Paul Harding 
images and content © Paul Harding

Friday, November 13, 2009

Irma Gruenholz

I know I had said Fridays would be a day to reflect on dimensional artists from the past, but I have SO many current artists to post about that I just can't wait another day. Check out the amazing Irma!
Irma Gruenholz is an illustrator in Spain who specializes in clay and other materials.

How did you start working dimensionally?
I started about 12 year ago without too much asking myself what I was doing. I started experimenting with different techniques to illustrate and I felt very comfortable working with clay, I liked the possibility of this material to work directly on the volume and colour. Gradually, other materials have been introduced, I love experimenting with all kinds of elements and textures.

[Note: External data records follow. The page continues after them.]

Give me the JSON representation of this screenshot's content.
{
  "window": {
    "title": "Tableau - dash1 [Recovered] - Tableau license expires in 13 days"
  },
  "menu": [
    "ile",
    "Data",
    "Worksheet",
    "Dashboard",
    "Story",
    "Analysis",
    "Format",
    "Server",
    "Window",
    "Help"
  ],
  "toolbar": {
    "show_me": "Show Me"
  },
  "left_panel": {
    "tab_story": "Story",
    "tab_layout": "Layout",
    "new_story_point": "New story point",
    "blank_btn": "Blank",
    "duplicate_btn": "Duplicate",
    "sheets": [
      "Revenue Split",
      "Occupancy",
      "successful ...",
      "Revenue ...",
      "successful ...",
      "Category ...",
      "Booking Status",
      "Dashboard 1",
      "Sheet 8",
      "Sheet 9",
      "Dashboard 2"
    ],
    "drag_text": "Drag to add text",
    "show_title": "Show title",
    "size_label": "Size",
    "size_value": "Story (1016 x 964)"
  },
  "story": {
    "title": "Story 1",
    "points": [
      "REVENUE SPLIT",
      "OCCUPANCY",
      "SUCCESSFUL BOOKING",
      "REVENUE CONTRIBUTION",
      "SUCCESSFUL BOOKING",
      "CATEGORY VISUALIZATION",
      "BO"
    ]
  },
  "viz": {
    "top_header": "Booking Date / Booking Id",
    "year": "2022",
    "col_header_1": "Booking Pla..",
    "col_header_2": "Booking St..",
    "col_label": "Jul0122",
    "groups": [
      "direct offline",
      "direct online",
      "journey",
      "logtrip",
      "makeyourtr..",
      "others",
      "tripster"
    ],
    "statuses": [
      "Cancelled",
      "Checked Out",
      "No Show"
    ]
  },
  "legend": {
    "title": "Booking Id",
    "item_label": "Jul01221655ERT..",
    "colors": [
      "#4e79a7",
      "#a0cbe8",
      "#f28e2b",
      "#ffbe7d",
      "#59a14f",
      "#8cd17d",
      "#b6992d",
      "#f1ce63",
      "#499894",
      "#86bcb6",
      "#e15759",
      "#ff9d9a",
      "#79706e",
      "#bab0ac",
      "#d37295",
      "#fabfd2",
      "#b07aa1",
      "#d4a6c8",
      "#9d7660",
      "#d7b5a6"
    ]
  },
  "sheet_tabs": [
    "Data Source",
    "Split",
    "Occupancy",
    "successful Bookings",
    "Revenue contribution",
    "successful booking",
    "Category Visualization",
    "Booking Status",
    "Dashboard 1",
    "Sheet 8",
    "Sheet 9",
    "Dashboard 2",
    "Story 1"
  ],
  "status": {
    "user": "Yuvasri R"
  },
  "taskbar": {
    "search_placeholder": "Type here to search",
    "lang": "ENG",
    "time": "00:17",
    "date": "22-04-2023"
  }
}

What or who has influenced the way you work?
My references are quite diverse, I find it quite difficult to say who influenced me most. Some of the illustrators that I admire are: Mattotti, Baudoin, Shaun Tan, Maurice Sendak, Christian Voltz and Ana Juan. I also love the stop motion animations of Svankmajer and Tim Burton.  But mostly I am excited to see up and coming new artists, it inspires me to work on new experimental pieces.

Please describe your working process.
First I read the brief carefully and I emphasize what I consider most important, in a second reading I point out the first ideas. Then I look for documentation on the subject if that is required. After gathering all the information I start to develop concepts and specify the materials that I will use. I make a sketch, it is very schematic drawing to help me direct the illustration and from here I begin to model. Once the sculpture is completed I take a photo to send it to the client and once approved we make the final photo in the studio.

What do you enjoy the most / least about working dimensionally?
In this work there is no monotony, each project is different and I enjoy the challenge of finding the best way to communicate concepts with images.
I love being able to experiment with different materials and playing with the interaction between them.
The only disadvantage I see to work in three dimensions is the amount of space each piece takes up. Archiving the finished sculptures ends up being a real problem.

Irma Gruenholz
images and content © Irma Gruenholz